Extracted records
+--
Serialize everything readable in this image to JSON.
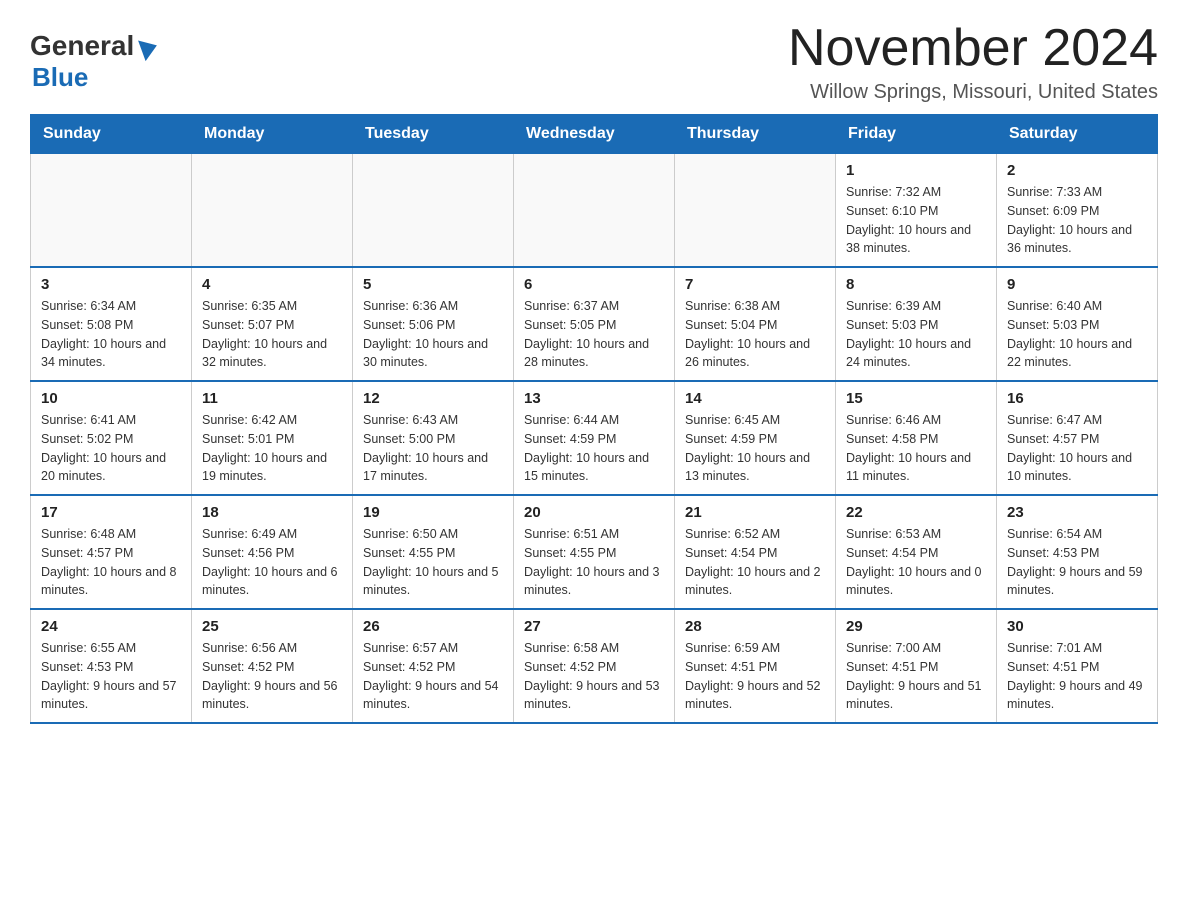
{
  "header": {
    "logo_general": "General",
    "logo_blue": "Blue",
    "month_title": "November 2024",
    "location": "Willow Springs, Missouri, United States"
  },
  "weekdays": [
    "Sunday",
    "Monday",
    "Tuesday",
    "Wednesday",
    "Thursday",
    "Friday",
    "Saturday"
  ],
  "weeks": [
    [
      {
        "day": "",
        "info": ""
      },
      {
        "day": "",
        "info": ""
      },
      {
        "day": "",
        "info": ""
      },
      {
        "day": "",
        "info": ""
      },
      {
        "day": "",
        "info": ""
      },
      {
        "day": "1",
        "info": "Sunrise: 7:32 AM\nSunset: 6:10 PM\nDaylight: 10 hours and 38 minutes."
      },
      {
        "day": "2",
        "info": "Sunrise: 7:33 AM\nSunset: 6:09 PM\nDaylight: 10 hours and 36 minutes."
      }
    ],
    [
      {
        "day": "3",
        "info": "Sunrise: 6:34 AM\nSunset: 5:08 PM\nDaylight: 10 hours and 34 minutes."
      },
      {
        "day": "4",
        "info": "Sunrise: 6:35 AM\nSunset: 5:07 PM\nDaylight: 10 hours and 32 minutes."
      },
      {
        "day": "5",
        "info": "Sunrise: 6:36 AM\nSunset: 5:06 PM\nDaylight: 10 hours and 30 minutes."
      },
      {
        "day": "6",
        "info": "Sunrise: 6:37 AM\nSunset: 5:05 PM\nDaylight: 10 hours and 28 minutes."
      },
      {
        "day": "7",
        "info": "Sunrise: 6:38 AM\nSunset: 5:04 PM\nDaylight: 10 hours and 26 minutes."
      },
      {
        "day": "8",
        "info": "Sunrise: 6:39 AM\nSunset: 5:03 PM\nDaylight: 10 hours and 24 minutes."
      },
      {
        "day": "9",
        "info": "Sunrise: 6:40 AM\nSunset: 5:03 PM\nDaylight: 10 hours and 22 minutes."
      }
    ],
    [
      {
        "day": "10",
        "info": "Sunrise: 6:41 AM\nSunset: 5:02 PM\nDaylight: 10 hours and 20 minutes."
      },
      {
        "day": "11",
        "info": "Sunrise: 6:42 AM\nSunset: 5:01 PM\nDaylight: 10 hours and 19 minutes."
      },
      {
        "day": "12",
        "info": "Sunrise: 6:43 AM\nSunset: 5:00 PM\nDaylight: 10 hours and 17 minutes."
      },
      {
        "day": "13",
        "info": "Sunrise: 6:44 AM\nSunset: 4:59 PM\nDaylight: 10 hours and 15 minutes."
      },
      {
        "day": "14",
        "info": "Sunrise: 6:45 AM\nSunset: 4:59 PM\nDaylight: 10 hours and 13 minutes."
      },
      {
        "day": "15",
        "info": "Sunrise: 6:46 AM\nSunset: 4:58 PM\nDaylight: 10 hours and 11 minutes."
      },
      {
        "day": "16",
        "info": "Sunrise: 6:47 AM\nSunset: 4:57 PM\nDaylight: 10 hours and 10 minutes."
      }
    ],
    [
      {
        "day": "17",
        "info": "Sunrise: 6:48 AM\nSunset: 4:57 PM\nDaylight: 10 hours and 8 minutes."
      },
      {
        "day": "18",
        "info": "Sunrise: 6:49 AM\nSunset: 4:56 PM\nDaylight: 10 hours and 6 minutes."
      },
      {
        "day": "19",
        "info": "Sunrise: 6:50 AM\nSunset: 4:55 PM\nDaylight: 10 hours and 5 minutes."
      },
      {
        "day": "20",
        "info": "Sunrise: 6:51 AM\nSunset: 4:55 PM\nDaylight: 10 hours and 3 minutes."
      },
      {
        "day": "21",
        "info": "Sunrise: 6:52 AM\nSunset: 4:54 PM\nDaylight: 10 hours and 2 minutes."
      },
      {
        "day": "22",
        "info": "Sunrise: 6:53 AM\nSunset: 4:54 PM\nDaylight: 10 hours and 0 minutes."
      },
      {
        "day": "23",
        "info": "Sunrise: 6:54 AM\nSunset: 4:53 PM\nDaylight: 9 hours and 59 minutes."
      }
    ],
    [
      {
        "day": "24",
        "info": "Sunrise: 6:55 AM\nSunset: 4:53 PM\nDaylight: 9 hours and 57 minutes."
      },
      {
        "day": "25",
        "info": "Sunrise: 6:56 AM\nSunset: 4:52 PM\nDaylight: 9 hours and 56 minutes."
      },
      {
        "day": "26",
        "info": "Sunrise: 6:57 AM\nSunset: 4:52 PM\nDaylight: 9 hours and 54 minutes."
      },
      {
        "day": "27",
        "info": "Sunrise: 6:58 AM\nSunset: 4:52 PM\nDaylight: 9 hours and 53 minutes."
      },
      {
        "day": "28",
        "info": "Sunrise: 6:59 AM\nSunset: 4:51 PM\nDaylight: 9 hours and 52 minutes."
      },
      {
        "day": "29",
        "info": "Sunrise: 7:00 AM\nSunset: 4:51 PM\nDaylight: 9 hours and 51 minutes."
      },
      {
        "day": "30",
        "info": "Sunrise: 7:01 AM\nSunset: 4:51 PM\nDaylight: 9 hours and 49 minutes."
      }
    ]
  ]
}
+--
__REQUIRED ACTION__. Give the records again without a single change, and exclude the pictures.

__THE ANSWER__.
Serialize everything readable in this image to JSON.
{
  "header": {
    "logo_general": "General",
    "logo_blue": "Blue",
    "month_title": "November 2024",
    "location": "Willow Springs, Missouri, United States"
  },
  "weekdays": [
    "Sunday",
    "Monday",
    "Tuesday",
    "Wednesday",
    "Thursday",
    "Friday",
    "Saturday"
  ],
  "weeks": [
    [
      {
        "day": "",
        "info": ""
      },
      {
        "day": "",
        "info": ""
      },
      {
        "day": "",
        "info": ""
      },
      {
        "day": "",
        "info": ""
      },
      {
        "day": "",
        "info": ""
      },
      {
        "day": "1",
        "info": "Sunrise: 7:32 AM\nSunset: 6:10 PM\nDaylight: 10 hours and 38 minutes."
      },
      {
        "day": "2",
        "info": "Sunrise: 7:33 AM\nSunset: 6:09 PM\nDaylight: 10 hours and 36 minutes."
      }
    ],
    [
      {
        "day": "3",
        "info": "Sunrise: 6:34 AM\nSunset: 5:08 PM\nDaylight: 10 hours and 34 minutes."
      },
      {
        "day": "4",
        "info": "Sunrise: 6:35 AM\nSunset: 5:07 PM\nDaylight: 10 hours and 32 minutes."
      },
      {
        "day": "5",
        "info": "Sunrise: 6:36 AM\nSunset: 5:06 PM\nDaylight: 10 hours and 30 minutes."
      },
      {
        "day": "6",
        "info": "Sunrise: 6:37 AM\nSunset: 5:05 PM\nDaylight: 10 hours and 28 minutes."
      },
      {
        "day": "7",
        "info": "Sunrise: 6:38 AM\nSunset: 5:04 PM\nDaylight: 10 hours and 26 minutes."
      },
      {
        "day": "8",
        "info": "Sunrise: 6:39 AM\nSunset: 5:03 PM\nDaylight: 10 hours and 24 minutes."
      },
      {
        "day": "9",
        "info": "Sunrise: 6:40 AM\nSunset: 5:03 PM\nDaylight: 10 hours and 22 minutes."
      }
    ],
    [
      {
        "day": "10",
        "info": "Sunrise: 6:41 AM\nSunset: 5:02 PM\nDaylight: 10 hours and 20 minutes."
      },
      {
        "day": "11",
        "info": "Sunrise: 6:42 AM\nSunset: 5:01 PM\nDaylight: 10 hours and 19 minutes."
      },
      {
        "day": "12",
        "info": "Sunrise: 6:43 AM\nSunset: 5:00 PM\nDaylight: 10 hours and 17 minutes."
      },
      {
        "day": "13",
        "info": "Sunrise: 6:44 AM\nSunset: 4:59 PM\nDaylight: 10 hours and 15 minutes."
      },
      {
        "day": "14",
        "info": "Sunrise: 6:45 AM\nSunset: 4:59 PM\nDaylight: 10 hours and 13 minutes."
      },
      {
        "day": "15",
        "info": "Sunrise: 6:46 AM\nSunset: 4:58 PM\nDaylight: 10 hours and 11 minutes."
      },
      {
        "day": "16",
        "info": "Sunrise: 6:47 AM\nSunset: 4:57 PM\nDaylight: 10 hours and 10 minutes."
      }
    ],
    [
      {
        "day": "17",
        "info": "Sunrise: 6:48 AM\nSunset: 4:57 PM\nDaylight: 10 hours and 8 minutes."
      },
      {
        "day": "18",
        "info": "Sunrise: 6:49 AM\nSunset: 4:56 PM\nDaylight: 10 hours and 6 minutes."
      },
      {
        "day": "19",
        "info": "Sunrise: 6:50 AM\nSunset: 4:55 PM\nDaylight: 10 hours and 5 minutes."
      },
      {
        "day": "20",
        "info": "Sunrise: 6:51 AM\nSunset: 4:55 PM\nDaylight: 10 hours and 3 minutes."
      },
      {
        "day": "21",
        "info": "Sunrise: 6:52 AM\nSunset: 4:54 PM\nDaylight: 10 hours and 2 minutes."
      },
      {
        "day": "22",
        "info": "Sunrise: 6:53 AM\nSunset: 4:54 PM\nDaylight: 10 hours and 0 minutes."
      },
      {
        "day": "23",
        "info": "Sunrise: 6:54 AM\nSunset: 4:53 PM\nDaylight: 9 hours and 59 minutes."
      }
    ],
    [
      {
        "day": "24",
        "info": "Sunrise: 6:55 AM\nSunset: 4:53 PM\nDaylight: 9 hours and 57 minutes."
      },
      {
        "day": "25",
        "info": "Sunrise: 6:56 AM\nSunset: 4:52 PM\nDaylight: 9 hours and 56 minutes."
      },
      {
        "day": "26",
        "info": "Sunrise: 6:57 AM\nSunset: 4:52 PM\nDaylight: 9 hours and 54 minutes."
      },
      {
        "day": "27",
        "info": "Sunrise: 6:58 AM\nSunset: 4:52 PM\nDaylight: 9 hours and 53 minutes."
      },
      {
        "day": "28",
        "info": "Sunrise: 6:59 AM\nSunset: 4:51 PM\nDaylight: 9 hours and 52 minutes."
      },
      {
        "day": "29",
        "info": "Sunrise: 7:00 AM\nSunset: 4:51 PM\nDaylight: 9 hours and 51 minutes."
      },
      {
        "day": "30",
        "info": "Sunrise: 7:01 AM\nSunset: 4:51 PM\nDaylight: 9 hours and 49 minutes."
      }
    ]
  ]
}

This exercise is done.